Giacomo Rollo (photo: Hans-Peter Siffert, used with permission)

In Memoriam: Giacomo Rallo: a Modern, Visionary Sicilian

It was a long, long time ago (2004!) when I did an interview by phone with Giacomo Rallo, and still I remember his tone of voice: clear, full of energy, passionate with a typical Sicilian accent. Yes, because when he had to talk about Sicily, its culture and – most of all its grape and wines – Giacomo Rallo was a true, passionate Sicilian.

Giacomo Rollo (photo: Hans-Peter Siffert, used with permission)
Giacomo Rollo (photo: Hans-Peter Siffert, used with permission)

“My region needs to have confidence in itself,” he would say. “It needs to rediscover its productive and cultural elements.

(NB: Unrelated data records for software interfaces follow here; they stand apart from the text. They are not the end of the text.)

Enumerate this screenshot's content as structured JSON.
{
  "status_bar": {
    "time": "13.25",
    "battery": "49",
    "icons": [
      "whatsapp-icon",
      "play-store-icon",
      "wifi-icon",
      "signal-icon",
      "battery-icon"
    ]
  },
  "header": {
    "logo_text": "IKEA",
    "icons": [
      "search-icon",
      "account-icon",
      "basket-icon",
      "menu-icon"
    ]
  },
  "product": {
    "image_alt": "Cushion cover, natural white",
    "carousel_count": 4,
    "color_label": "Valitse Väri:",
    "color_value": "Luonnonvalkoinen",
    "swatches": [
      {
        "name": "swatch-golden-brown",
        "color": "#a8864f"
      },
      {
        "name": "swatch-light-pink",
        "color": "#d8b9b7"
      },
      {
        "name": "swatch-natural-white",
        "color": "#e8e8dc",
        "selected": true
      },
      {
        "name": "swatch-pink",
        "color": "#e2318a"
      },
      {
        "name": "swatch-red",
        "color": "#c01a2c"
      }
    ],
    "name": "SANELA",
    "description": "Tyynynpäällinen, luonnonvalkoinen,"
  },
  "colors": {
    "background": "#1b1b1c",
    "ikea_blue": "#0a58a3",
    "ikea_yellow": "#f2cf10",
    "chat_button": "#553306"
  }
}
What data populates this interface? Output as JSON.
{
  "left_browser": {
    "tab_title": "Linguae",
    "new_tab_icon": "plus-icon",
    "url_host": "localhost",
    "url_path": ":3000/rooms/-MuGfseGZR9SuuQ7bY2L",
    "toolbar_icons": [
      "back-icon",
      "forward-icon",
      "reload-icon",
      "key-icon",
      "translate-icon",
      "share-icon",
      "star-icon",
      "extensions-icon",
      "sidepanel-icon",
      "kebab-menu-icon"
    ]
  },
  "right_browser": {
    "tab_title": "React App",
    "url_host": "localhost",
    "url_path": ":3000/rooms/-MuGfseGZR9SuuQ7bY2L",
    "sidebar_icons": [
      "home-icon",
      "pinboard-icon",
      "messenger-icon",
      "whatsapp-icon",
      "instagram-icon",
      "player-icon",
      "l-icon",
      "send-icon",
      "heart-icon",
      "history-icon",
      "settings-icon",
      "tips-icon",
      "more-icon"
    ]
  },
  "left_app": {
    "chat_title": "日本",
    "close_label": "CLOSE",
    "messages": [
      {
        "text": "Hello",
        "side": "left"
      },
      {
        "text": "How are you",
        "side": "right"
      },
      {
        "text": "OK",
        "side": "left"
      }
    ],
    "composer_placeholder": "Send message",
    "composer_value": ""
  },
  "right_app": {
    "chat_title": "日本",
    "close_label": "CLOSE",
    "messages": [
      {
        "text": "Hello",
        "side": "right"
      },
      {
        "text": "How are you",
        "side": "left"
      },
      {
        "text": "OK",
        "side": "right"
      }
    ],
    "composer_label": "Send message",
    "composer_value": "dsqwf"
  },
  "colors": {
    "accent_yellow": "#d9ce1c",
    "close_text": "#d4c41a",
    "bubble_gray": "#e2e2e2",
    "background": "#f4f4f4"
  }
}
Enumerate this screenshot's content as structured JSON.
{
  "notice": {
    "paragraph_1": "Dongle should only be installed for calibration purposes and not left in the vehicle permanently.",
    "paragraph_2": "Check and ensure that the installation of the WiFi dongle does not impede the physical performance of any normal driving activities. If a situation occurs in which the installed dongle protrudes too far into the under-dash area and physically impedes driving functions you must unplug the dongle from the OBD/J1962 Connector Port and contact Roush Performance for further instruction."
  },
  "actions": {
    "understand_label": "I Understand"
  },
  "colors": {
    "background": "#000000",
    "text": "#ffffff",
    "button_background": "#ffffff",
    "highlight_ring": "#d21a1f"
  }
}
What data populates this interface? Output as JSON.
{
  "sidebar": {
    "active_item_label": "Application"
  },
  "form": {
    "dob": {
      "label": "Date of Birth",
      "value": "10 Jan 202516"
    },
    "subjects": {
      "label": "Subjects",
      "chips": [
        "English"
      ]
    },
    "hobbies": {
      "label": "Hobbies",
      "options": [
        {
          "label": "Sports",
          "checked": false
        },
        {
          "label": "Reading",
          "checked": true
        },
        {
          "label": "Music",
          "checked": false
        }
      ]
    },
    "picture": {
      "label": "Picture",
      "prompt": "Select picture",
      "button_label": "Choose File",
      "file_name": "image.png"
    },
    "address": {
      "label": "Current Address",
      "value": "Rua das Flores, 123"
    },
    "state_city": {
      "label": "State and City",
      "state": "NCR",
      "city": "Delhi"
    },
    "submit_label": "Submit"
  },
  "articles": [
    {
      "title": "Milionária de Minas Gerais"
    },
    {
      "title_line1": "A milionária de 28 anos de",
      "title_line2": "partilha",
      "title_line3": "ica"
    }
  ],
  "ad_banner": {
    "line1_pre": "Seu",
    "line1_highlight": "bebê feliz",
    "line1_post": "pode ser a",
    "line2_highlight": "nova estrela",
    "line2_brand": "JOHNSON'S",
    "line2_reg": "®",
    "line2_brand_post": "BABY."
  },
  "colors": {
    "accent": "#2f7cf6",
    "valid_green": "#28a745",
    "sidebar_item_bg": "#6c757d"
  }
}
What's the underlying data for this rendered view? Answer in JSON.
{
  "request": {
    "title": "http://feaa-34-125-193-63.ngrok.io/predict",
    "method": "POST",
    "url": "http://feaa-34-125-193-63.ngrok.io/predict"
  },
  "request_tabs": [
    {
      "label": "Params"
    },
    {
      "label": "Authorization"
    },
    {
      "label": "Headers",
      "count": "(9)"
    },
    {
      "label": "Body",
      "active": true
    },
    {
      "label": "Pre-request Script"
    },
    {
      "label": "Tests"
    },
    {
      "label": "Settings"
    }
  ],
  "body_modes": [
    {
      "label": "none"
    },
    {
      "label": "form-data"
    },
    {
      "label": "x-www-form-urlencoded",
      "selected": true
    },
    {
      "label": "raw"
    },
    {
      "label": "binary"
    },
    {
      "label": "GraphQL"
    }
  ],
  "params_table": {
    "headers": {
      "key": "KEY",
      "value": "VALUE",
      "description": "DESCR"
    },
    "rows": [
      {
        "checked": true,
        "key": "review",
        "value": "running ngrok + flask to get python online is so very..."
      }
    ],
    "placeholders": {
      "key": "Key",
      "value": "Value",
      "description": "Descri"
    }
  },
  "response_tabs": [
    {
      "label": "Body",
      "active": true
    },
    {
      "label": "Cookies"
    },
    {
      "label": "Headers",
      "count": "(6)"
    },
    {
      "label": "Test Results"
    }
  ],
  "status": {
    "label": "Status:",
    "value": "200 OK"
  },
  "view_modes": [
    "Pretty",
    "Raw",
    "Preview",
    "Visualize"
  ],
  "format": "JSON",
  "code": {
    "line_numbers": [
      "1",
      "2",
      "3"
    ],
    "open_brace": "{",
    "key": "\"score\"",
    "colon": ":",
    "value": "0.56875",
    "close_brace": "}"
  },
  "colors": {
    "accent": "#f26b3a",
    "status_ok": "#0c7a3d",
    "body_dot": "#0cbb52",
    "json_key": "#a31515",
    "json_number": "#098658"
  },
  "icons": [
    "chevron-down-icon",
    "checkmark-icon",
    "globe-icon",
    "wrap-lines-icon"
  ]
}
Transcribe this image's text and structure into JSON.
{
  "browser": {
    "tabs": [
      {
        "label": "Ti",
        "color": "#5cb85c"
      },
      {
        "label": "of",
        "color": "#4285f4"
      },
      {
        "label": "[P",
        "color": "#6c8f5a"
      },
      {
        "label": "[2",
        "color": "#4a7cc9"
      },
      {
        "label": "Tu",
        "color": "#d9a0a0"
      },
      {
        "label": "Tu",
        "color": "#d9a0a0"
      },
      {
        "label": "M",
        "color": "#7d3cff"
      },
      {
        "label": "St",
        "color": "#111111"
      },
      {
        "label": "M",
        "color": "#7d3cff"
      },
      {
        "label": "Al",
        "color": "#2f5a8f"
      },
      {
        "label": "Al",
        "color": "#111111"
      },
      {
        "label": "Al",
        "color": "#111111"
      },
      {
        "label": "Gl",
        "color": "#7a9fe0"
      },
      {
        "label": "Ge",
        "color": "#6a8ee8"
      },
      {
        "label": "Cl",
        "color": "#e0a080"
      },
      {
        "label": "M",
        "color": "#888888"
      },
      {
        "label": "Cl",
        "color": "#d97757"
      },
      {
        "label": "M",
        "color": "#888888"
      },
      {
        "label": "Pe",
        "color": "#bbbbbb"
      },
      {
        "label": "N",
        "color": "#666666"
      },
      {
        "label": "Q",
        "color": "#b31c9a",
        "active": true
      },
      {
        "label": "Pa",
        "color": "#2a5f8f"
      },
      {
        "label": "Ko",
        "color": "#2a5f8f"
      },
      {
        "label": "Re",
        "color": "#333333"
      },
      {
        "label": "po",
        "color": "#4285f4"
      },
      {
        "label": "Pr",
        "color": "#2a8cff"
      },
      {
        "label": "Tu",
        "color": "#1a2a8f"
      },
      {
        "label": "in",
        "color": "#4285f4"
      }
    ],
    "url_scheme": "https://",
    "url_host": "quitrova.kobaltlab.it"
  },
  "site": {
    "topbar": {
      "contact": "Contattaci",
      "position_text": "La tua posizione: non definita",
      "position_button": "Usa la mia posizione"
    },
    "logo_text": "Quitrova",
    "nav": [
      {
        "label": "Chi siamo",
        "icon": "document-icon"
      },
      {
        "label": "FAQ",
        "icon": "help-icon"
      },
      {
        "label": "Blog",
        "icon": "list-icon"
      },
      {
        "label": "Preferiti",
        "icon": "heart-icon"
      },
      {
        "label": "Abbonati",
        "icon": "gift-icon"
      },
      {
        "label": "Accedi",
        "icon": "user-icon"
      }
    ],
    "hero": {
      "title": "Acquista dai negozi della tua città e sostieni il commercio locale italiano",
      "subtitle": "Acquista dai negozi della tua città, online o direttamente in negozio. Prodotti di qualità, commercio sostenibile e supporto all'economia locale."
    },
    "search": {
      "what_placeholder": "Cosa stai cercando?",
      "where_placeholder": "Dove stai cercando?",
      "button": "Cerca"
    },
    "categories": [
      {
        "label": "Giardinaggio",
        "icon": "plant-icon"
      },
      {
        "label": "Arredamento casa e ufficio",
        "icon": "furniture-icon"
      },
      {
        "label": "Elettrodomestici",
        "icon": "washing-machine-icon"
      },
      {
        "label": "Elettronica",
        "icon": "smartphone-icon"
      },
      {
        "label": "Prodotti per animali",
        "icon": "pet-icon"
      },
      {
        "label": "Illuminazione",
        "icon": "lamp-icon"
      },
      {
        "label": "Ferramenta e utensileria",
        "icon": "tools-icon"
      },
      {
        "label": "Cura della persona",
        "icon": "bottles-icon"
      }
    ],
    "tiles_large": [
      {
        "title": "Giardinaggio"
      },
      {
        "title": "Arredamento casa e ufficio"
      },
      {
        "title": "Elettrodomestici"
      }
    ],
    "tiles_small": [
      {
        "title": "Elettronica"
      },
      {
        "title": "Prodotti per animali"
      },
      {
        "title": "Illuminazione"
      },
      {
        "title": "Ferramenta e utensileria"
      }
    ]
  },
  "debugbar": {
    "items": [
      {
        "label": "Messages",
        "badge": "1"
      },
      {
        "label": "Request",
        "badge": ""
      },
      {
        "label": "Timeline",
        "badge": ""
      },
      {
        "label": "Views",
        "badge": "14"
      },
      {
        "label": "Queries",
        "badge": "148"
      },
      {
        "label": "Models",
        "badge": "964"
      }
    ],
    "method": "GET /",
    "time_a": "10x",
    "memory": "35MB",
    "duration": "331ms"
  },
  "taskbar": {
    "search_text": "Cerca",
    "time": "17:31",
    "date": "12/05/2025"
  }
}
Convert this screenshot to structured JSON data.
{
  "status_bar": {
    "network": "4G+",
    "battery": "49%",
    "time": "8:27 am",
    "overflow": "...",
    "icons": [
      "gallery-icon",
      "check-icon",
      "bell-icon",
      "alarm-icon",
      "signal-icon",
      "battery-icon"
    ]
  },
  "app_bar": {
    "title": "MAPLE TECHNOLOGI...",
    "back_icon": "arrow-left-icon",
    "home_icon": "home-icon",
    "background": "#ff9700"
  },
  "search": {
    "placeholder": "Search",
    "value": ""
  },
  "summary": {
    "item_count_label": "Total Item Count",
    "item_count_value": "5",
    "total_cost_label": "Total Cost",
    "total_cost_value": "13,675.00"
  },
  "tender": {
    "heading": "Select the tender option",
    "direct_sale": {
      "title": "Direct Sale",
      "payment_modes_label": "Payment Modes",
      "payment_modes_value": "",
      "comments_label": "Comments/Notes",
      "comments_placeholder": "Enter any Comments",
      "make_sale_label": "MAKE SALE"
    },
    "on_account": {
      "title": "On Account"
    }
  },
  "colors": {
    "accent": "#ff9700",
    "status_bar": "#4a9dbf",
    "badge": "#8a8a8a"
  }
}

And grow a ruling entrepreneurial class able to generate growth and jobs for future generations.”  It’s sad that we will never again have the opportunity to hear these words, because Giacomo Rallo – who founded the renowned winery Donnafugata with his wife Gabriella Anca – passed away suddenly this week.

Born in Marsala in 1937, Giacomo represented the fourth generation of a Sicilian family which had been producing quality wine (such as Marsala) since 1851. After earning degree in law at the Palermo University, he began to work in the family business, and to travel around the world as the family’s export manager.

He had an important insight in 1983 when he realized that, after centuries of success, Marsala wine was becoming harder and harder to sell. So he decided he would have to look for an alternative. During a trip to California he learned how to produce quality wines in a warm climate using new refrigeration technology in the production process. Giacomo came back in Sicily and decided to try this new approach at the winery that his wife Gabriella had inherited from his father: thus, the new winery Donnafugata was born, in the historic cellars of the Rallo family in Marsala and in their vineyards at Contessa Entellina.

Sign at Donnafugata Winery
A sign at Donnafugata Winery extols Sicily in the words of Goethe (photo: Mary Cressler)

Mr. Rallo’s goal was always to develop an innovative production and a cultural project in Sicily. He wanted to promote both the area’s identity and its capability to assimilate the latest international developments in enological science and technology.

Because of this, Rallo is considered one of the innovators of the Sicilian wine world – a person that has linked its success to his basic principles of “producing quality and quality communicating.”

Ben Ryé Passito de Pantelleria (photo: Joe Roberts)
Ben Ryé Passito de Pantelleria (photo: Joe Roberts)

In 1989 Donnafugata began another successful venture on the small island of Pantelleria, where the well renowned Passito di Pantelleria “Ben Ryé” (from the Arabic for “daughter of the wind”) is produced: from the initial seven hectares of vineyards – nowadays the winery runs 68 ha –, partially owned and partially rented, scattered in twelve different contrade (quarters). The rest of Donnafugata is in Western Sicily, where there are 260 hectares of vineyards, the winery of Contessa Entellina and the aging cellar in Marsala.

Giacomo Rallo though, wasn’t just a successful wine entrepreneur: he was also a true innovator. For example, the very first Sicilian night harvest took place at Donnafugata. This event also occurred thanks to another innovator: the oenologist Giacomo Tachis, who figured out that due to the high temperatures of the Sicilian summer, only a harvest by night could preserve the important aromatics of the grapes – a practice that, afterward, many others would copy.

Rallo was also a strong supporter of associations of stakeholders in the wine industry. He held several prestigious positions in various trade unions and associations, and in 1998 he was among the founders of Assovini, the essential association of producers of Sicilian quality wines; he served as its first president until 2001. In 2006, the President of the Italian Republic awarded him the honor of Knight of Labour in the Order of Merit for Labour.

Now Rallo’s legacy is in the hands of his wife Gabriella and their children Antonio and Josè; he will be sorely missed by everybody who knew him – but his vision and passion will not be lost.

Read more about Donnafugata on Palate Press:

Heroic Viticulture on the Island of Pantelleria by Joe Roberts
Donnafugata and the New Western Sicily by Mary Cressler
Sicily’s Island Wine Getaways  by Tracy Ellen Kamens